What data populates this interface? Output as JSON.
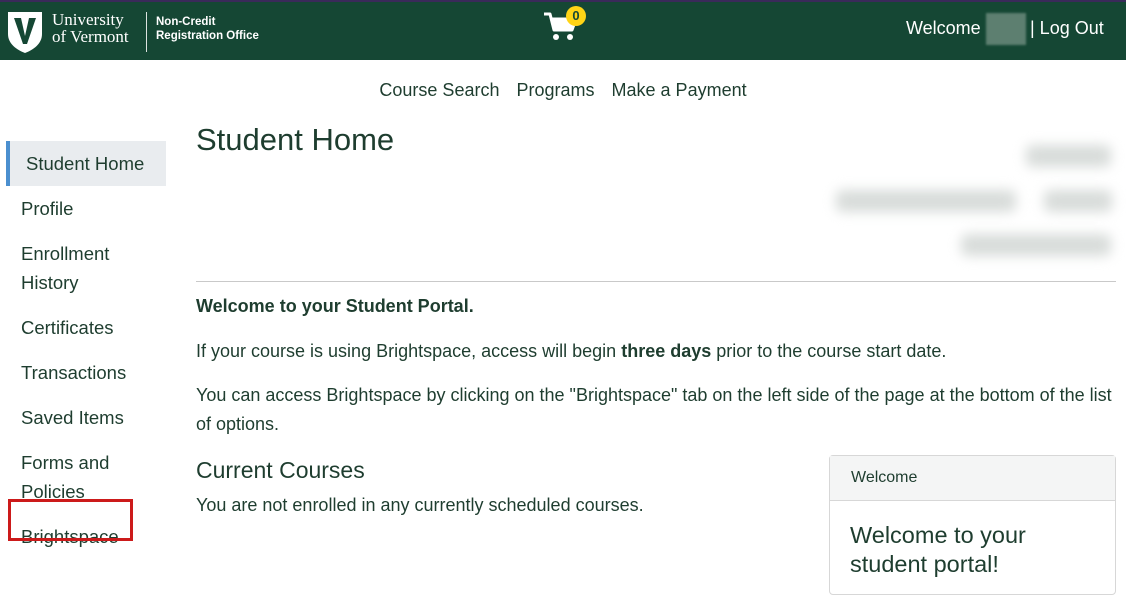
{
  "header": {
    "university_line1": "University",
    "university_line2": "of Vermont",
    "office_line1": "Non-Credit",
    "office_line2": "Registration Office",
    "cart_count": "0",
    "welcome": "Welcome",
    "logout": "| Log Out",
    "colors": {
      "bar": "#154734",
      "badge": "#ffd416"
    }
  },
  "nav": {
    "course_search": "Course Search",
    "programs": "Programs",
    "make_payment": "Make a Payment"
  },
  "sidebar": {
    "items": [
      {
        "label": "Student Home",
        "active": true
      },
      {
        "label": "Profile"
      },
      {
        "label": "Enrollment History"
      },
      {
        "label": "Certificates"
      },
      {
        "label": "Transactions"
      },
      {
        "label": "Saved Items"
      },
      {
        "label": "Forms and Policies"
      },
      {
        "label": "Brightspace",
        "highlighted": true
      }
    ]
  },
  "main": {
    "title": "Student Home",
    "intro_heading": "Welcome to your Student Portal.",
    "para1_before": "If your course is using Brightspace, access will begin ",
    "para1_bold": "three days",
    "para1_after": " prior to the course start date.",
    "para2": "You can access Brightspace by clicking on the \"Brightspace\" tab on the left side of the page at the bottom of the list of options.",
    "current_courses_title": "Current Courses",
    "current_courses_empty": "You are not enrolled in any currently scheduled courses."
  },
  "welcome_card": {
    "header": "Welcome",
    "body": "Welcome to your student portal!"
  }
}
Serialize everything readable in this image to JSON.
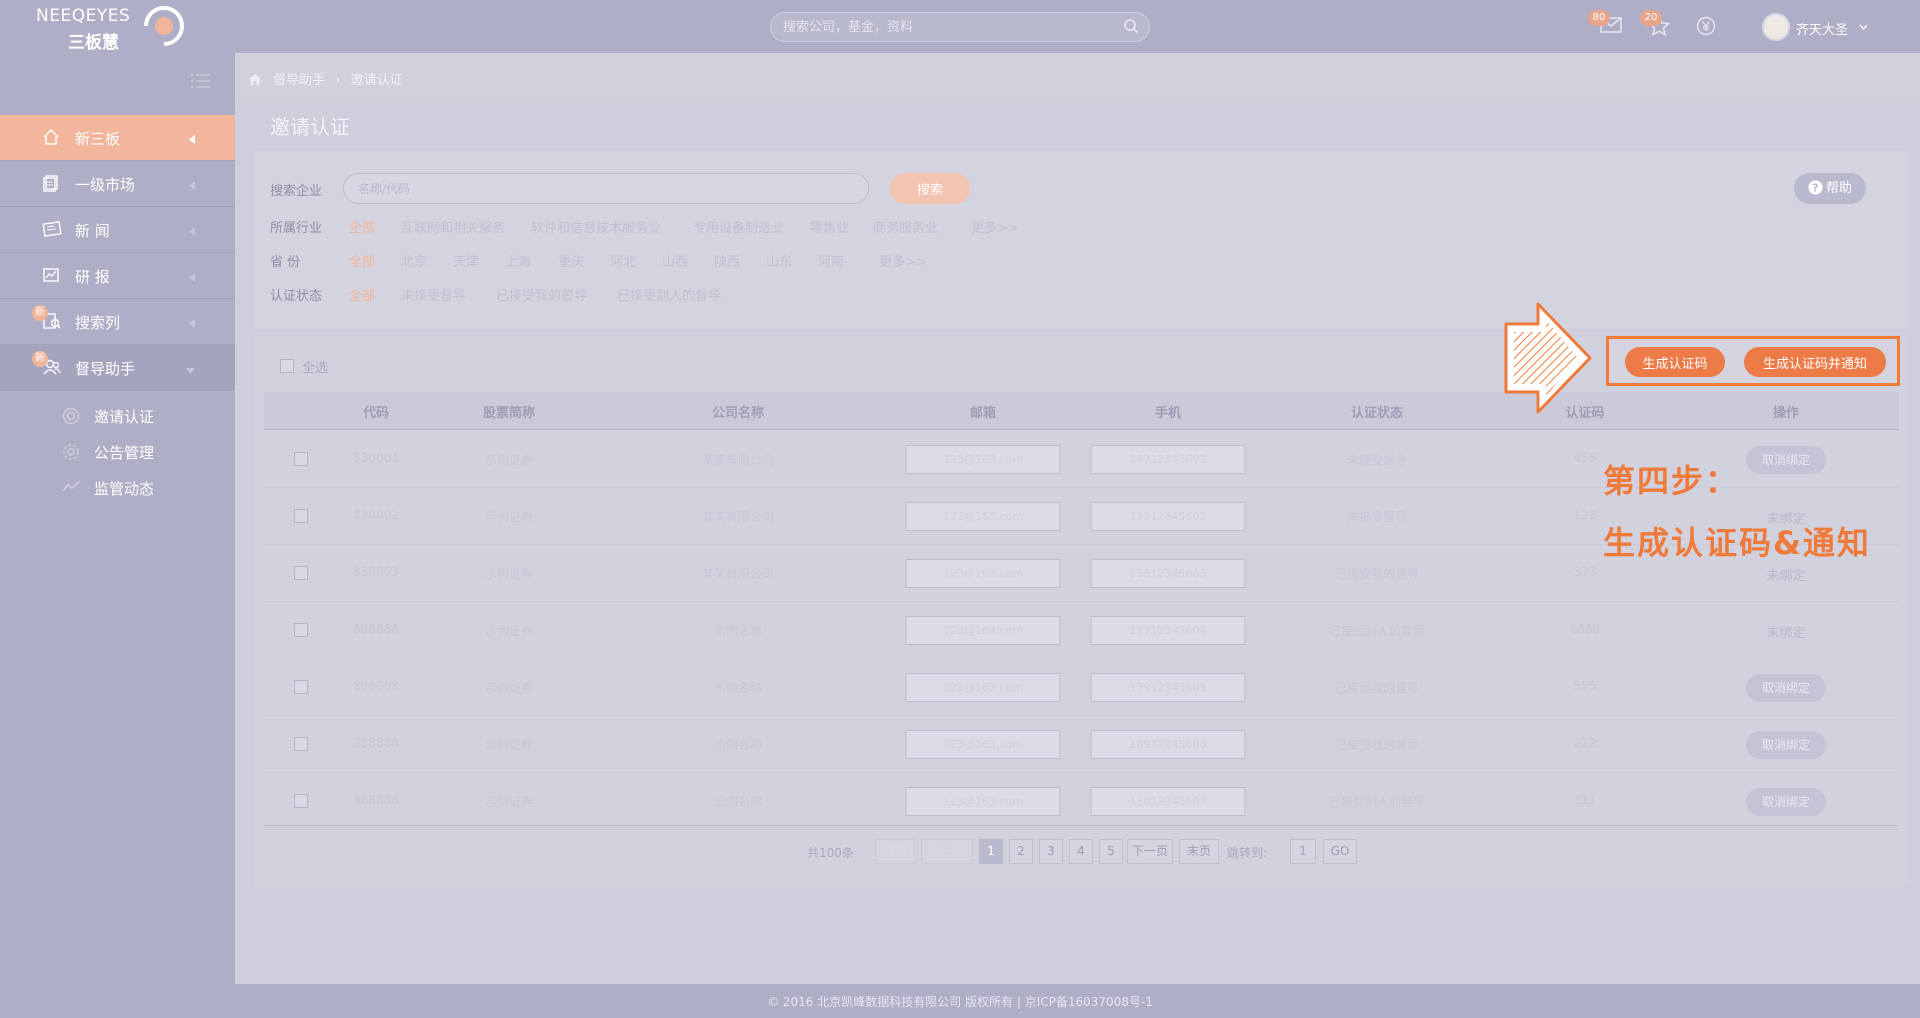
{
  "header": {
    "logo_text": "NEEQEYES",
    "logo_sub": "三板慧",
    "search_placeholder": "搜索公司，基金，资料",
    "mail_count": "80",
    "star_count": "20",
    "username": "齐天大圣"
  },
  "sidebar": {
    "items": [
      {
        "label": "新三板",
        "icon": "home-icon",
        "state": "active",
        "new": false
      },
      {
        "label": "一级市场",
        "icon": "book-icon",
        "state": "",
        "new": false
      },
      {
        "label": "新  闻",
        "icon": "news-icon",
        "state": "",
        "new": false
      },
      {
        "label": "研  报",
        "icon": "chart-icon",
        "state": "",
        "new": false
      },
      {
        "label": "搜索列",
        "icon": "search-list-icon",
        "state": "",
        "new": true
      },
      {
        "label": "督导助手",
        "icon": "users-icon",
        "state": "open",
        "new": true
      }
    ],
    "new_tag": "新",
    "sub_items": [
      {
        "label": "邀请认证",
        "icon": "invite-icon"
      },
      {
        "label": "公告管理",
        "icon": "gear-icon"
      },
      {
        "label": "监管动态",
        "icon": "trend-icon"
      }
    ]
  },
  "breadcrumb": [
    "督导助手",
    "›",
    "邀请认证"
  ],
  "page_title": "邀请认证",
  "filters": {
    "search_label": "搜索企业",
    "search_placeholder": "名称/代码",
    "search_button": "搜索",
    "help_button": "帮助",
    "industry_label": "所属行业",
    "industry_options": [
      "全部",
      "互联网和相关服务",
      "软件和信息技术服务业",
      "专用设备制造业",
      "零售业",
      "商务服务业",
      "更多>>"
    ],
    "province_label": "省    份",
    "province_options": [
      "全部",
      "北京",
      "天津",
      "上海",
      "重庆",
      "河北",
      "山西",
      "陕西",
      "山东",
      "河南",
      "更多>>"
    ],
    "status_label": "认证状态",
    "status_options": [
      "全部",
      "未接受督导",
      "已接受我的督导",
      "已接受别人的督导"
    ]
  },
  "table": {
    "select_all": "全选",
    "columns": [
      "代码",
      "股票简称",
      "公司名称",
      "邮箱",
      "手机",
      "认证状态",
      "认证码",
      "操作"
    ],
    "rows": [
      {
        "code": "830001",
        "short": "示例证券",
        "company": "某某有限公司",
        "email": "123@163.com",
        "phone": "18712345601",
        "status": "未接受督导",
        "auth": "456",
        "action": "取消绑定",
        "action_type": "button"
      },
      {
        "code": "830002",
        "short": "示例证券",
        "company": "某某有限公司",
        "email": "123@163.com",
        "phone": "13512345602",
        "status": "未接受督导",
        "auth": "123",
        "action": "未绑定",
        "action_type": "text"
      },
      {
        "code": "830003",
        "short": "示例证券",
        "company": "某某有限公司",
        "email": "123@163.com",
        "phone": "13812345603",
        "status": "已接受我的督导",
        "auth": "333",
        "action": "未绑定",
        "action_type": "text"
      },
      {
        "code": "888888",
        "short": "示例证券",
        "company": "示例名称",
        "email": "123@163.com",
        "phone": "17712345604",
        "status": "已接受别人的督导",
        "auth": "8888",
        "action": "未绑定",
        "action_type": "text"
      },
      {
        "code": "888888",
        "short": "示例证券",
        "company": "示例名称",
        "email": "123@163.com",
        "phone": "13912345605",
        "status": "已接受我的督导",
        "auth": "555",
        "action": "取消绑定",
        "action_type": "button"
      },
      {
        "code": "888888",
        "short": "示例证券",
        "company": "示例名称",
        "email": "123@163.com",
        "phone": "18912345606",
        "status": "已接受我的督导",
        "auth": "222",
        "action": "取消绑定",
        "action_type": "button"
      },
      {
        "code": "888888",
        "short": "示例证券",
        "company": "示例名称",
        "email": "123@163.com",
        "phone": "13012345607",
        "status": "已接受别人的督导",
        "auth": "111",
        "action": "取消绑定",
        "action_type": "button"
      }
    ]
  },
  "pagination": {
    "total": "共100条",
    "first": "首页",
    "prev": "上一页",
    "pages": [
      "1",
      "2",
      "3",
      "4",
      "5"
    ],
    "next": "下一页",
    "last": "末页",
    "jump_label": "跳转到:",
    "jump_value": "1",
    "go": "GO"
  },
  "annotation": {
    "btn_generate": "生成认证码",
    "btn_generate_notify": "生成认证码并通知",
    "step_title": "第四步：",
    "step_desc": "生成认证码&通知",
    "accent_color": "#ef7a3a"
  },
  "footer": "© 2016 北京凯峰数据科技有限公司 版权所有 | 京ICP备16037008号-1"
}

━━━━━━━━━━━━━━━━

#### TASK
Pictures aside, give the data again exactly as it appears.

#### RESPONSE AREA
What data populates this interface? Output as JSON.
{
  "header": {
    "university_line1": "University",
    "university_line2": "of Vermont",
    "office_line1": "Non-Credit",
    "office_line2": "Registration Office",
    "cart_count": "0",
    "welcome": "Welcome",
    "logout": "| Log Out",
    "colors": {
      "bar": "#154734",
      "badge": "#ffd416"
    }
  },
  "nav": {
    "course_search": "Course Search",
    "programs": "Programs",
    "make_payment": "Make a Payment"
  },
  "sidebar": {
    "items": [
      {
        "label": "Student Home",
        "active": true
      },
      {
        "label": "Profile"
      },
      {
        "label": "Enrollment History"
      },
      {
        "label": "Certificates"
      },
      {
        "label": "Transactions"
      },
      {
        "label": "Saved Items"
      },
      {
        "label": "Forms and Policies"
      },
      {
        "label": "Brightspace",
        "highlighted": true
      }
    ]
  },
  "main": {
    "title": "Student Home",
    "intro_heading": "Welcome to your Student Portal.",
    "para1_before": "If your course is using Brightspace, access will begin ",
    "para1_bold": "three days",
    "para1_after": " prior to the course start date.",
    "para2": "You can access Brightspace by clicking on the \"Brightspace\" tab on the left side of the page at the bottom of the list of options.",
    "current_courses_title": "Current Courses",
    "current_courses_empty": "You are not enrolled in any currently scheduled courses."
  },
  "welcome_card": {
    "header": "Welcome",
    "body": "Welcome to your student portal!"
  }
}
Serialize everything readable in this image to JSON.
{
  "header": {
    "logo_text": "NEEQEYES",
    "logo_sub": "三板慧",
    "search_placeholder": "搜索公司，基金，资料",
    "mail_count": "80",
    "star_count": "20",
    "username": "齐天大圣"
  },
  "sidebar": {
    "items": [
      {
        "label": "新三板",
        "icon": "home-icon",
        "state": "active",
        "new": false
      },
      {
        "label": "一级市场",
        "icon": "book-icon",
        "state": "",
        "new": false
      },
      {
        "label": "新  闻",
        "icon": "news-icon",
        "state": "",
        "new": false
      },
      {
        "label": "研  报",
        "icon": "chart-icon",
        "state": "",
        "new": false
      },
      {
        "label": "搜索列",
        "icon": "search-list-icon",
        "state": "",
        "new": true
      },
      {
        "label": "督导助手",
        "icon": "users-icon",
        "state": "open",
        "new": true
      }
    ],
    "new_tag": "新",
    "sub_items": [
      {
        "label": "邀请认证",
        "icon": "invite-icon"
      },
      {
        "label": "公告管理",
        "icon": "gear-icon"
      },
      {
        "label": "监管动态",
        "icon": "trend-icon"
      }
    ]
  },
  "breadcrumb": [
    "督导助手",
    "›",
    "邀请认证"
  ],
  "page_title": "邀请认证",
  "filters": {
    "search_label": "搜索企业",
    "search_placeholder": "名称/代码",
    "search_button": "搜索",
    "help_button": "帮助",
    "industry_label": "所属行业",
    "industry_options": [
      "全部",
      "互联网和相关服务",
      "软件和信息技术服务业",
      "专用设备制造业",
      "零售业",
      "商务服务业",
      "更多>>"
    ],
    "province_label": "省    份",
    "province_options": [
      "全部",
      "北京",
      "天津",
      "上海",
      "重庆",
      "河北",
      "山西",
      "陕西",
      "山东",
      "河南",
      "更多>>"
    ],
    "status_label": "认证状态",
    "status_options": [
      "全部",
      "未接受督导",
      "已接受我的督导",
      "已接受别人的督导"
    ]
  },
  "table": {
    "select_all": "全选",
    "columns": [
      "代码",
      "股票简称",
      "公司名称",
      "邮箱",
      "手机",
      "认证状态",
      "认证码",
      "操作"
    ],
    "rows": [
      {
        "code": "830001",
        "short": "示例证券",
        "company": "某某有限公司",
        "email": "123@163.com",
        "phone": "18712345601",
        "status": "未接受督导",
        "auth": "456",
        "action": "取消绑定",
        "action_type": "button"
      },
      {
        "code": "830002",
        "short": "示例证券",
        "company": "某某有限公司",
        "email": "123@163.com",
        "phone": "13512345602",
        "status": "未接受督导",
        "auth": "123",
        "action": "未绑定",
        "action_type": "text"
      },
      {
        "code": "830003",
        "short": "示例证券",
        "company": "某某有限公司",
        "email": "123@163.com",
        "phone": "13812345603",
        "status": "已接受我的督导",
        "auth": "333",
        "action": "未绑定",
        "action_type": "text"
      },
      {
        "code": "888888",
        "short": "示例证券",
        "company": "示例名称",
        "email": "123@163.com",
        "phone": "17712345604",
        "status": "已接受别人的督导",
        "auth": "8888",
        "action": "未绑定",
        "action_type": "text"
      },
      {
        "code": "888888",
        "short": "示例证券",
        "company": "示例名称",
        "email": "123@163.com",
        "phone": "13912345605",
        "status": "已接受我的督导",
        "auth": "555",
        "action": "取消绑定",
        "action_type": "button"
      },
      {
        "code": "888888",
        "short": "示例证券",
        "company": "示例名称",
        "email": "123@163.com",
        "phone": "18912345606",
        "status": "已接受我的督导",
        "auth": "222",
        "action": "取消绑定",
        "action_type": "button"
      },
      {
        "code": "888888",
        "short": "示例证券",
        "company": "示例名称",
        "email": "123@163.com",
        "phone": "13012345607",
        "status": "已接受别人的督导",
        "auth": "111",
        "action": "取消绑定",
        "action_type": "button"
      }
    ]
  },
  "pagination": {
    "total": "共100条",
    "first": "首页",
    "prev": "上一页",
    "pages": [
      "1",
      "2",
      "3",
      "4",
      "5"
    ],
    "next": "下一页",
    "last": "末页",
    "jump_label": "跳转到:",
    "jump_value": "1",
    "go": "GO"
  },
  "annotation": {
    "btn_generate": "生成认证码",
    "btn_generate_notify": "生成认证码并通知",
    "step_title": "第四步：",
    "step_desc": "生成认证码&通知",
    "accent_color": "#ef7a3a"
  },
  "footer": "© 2016 北京凯峰数据科技有限公司 版权所有 | 京ICP备16037008号-1"
}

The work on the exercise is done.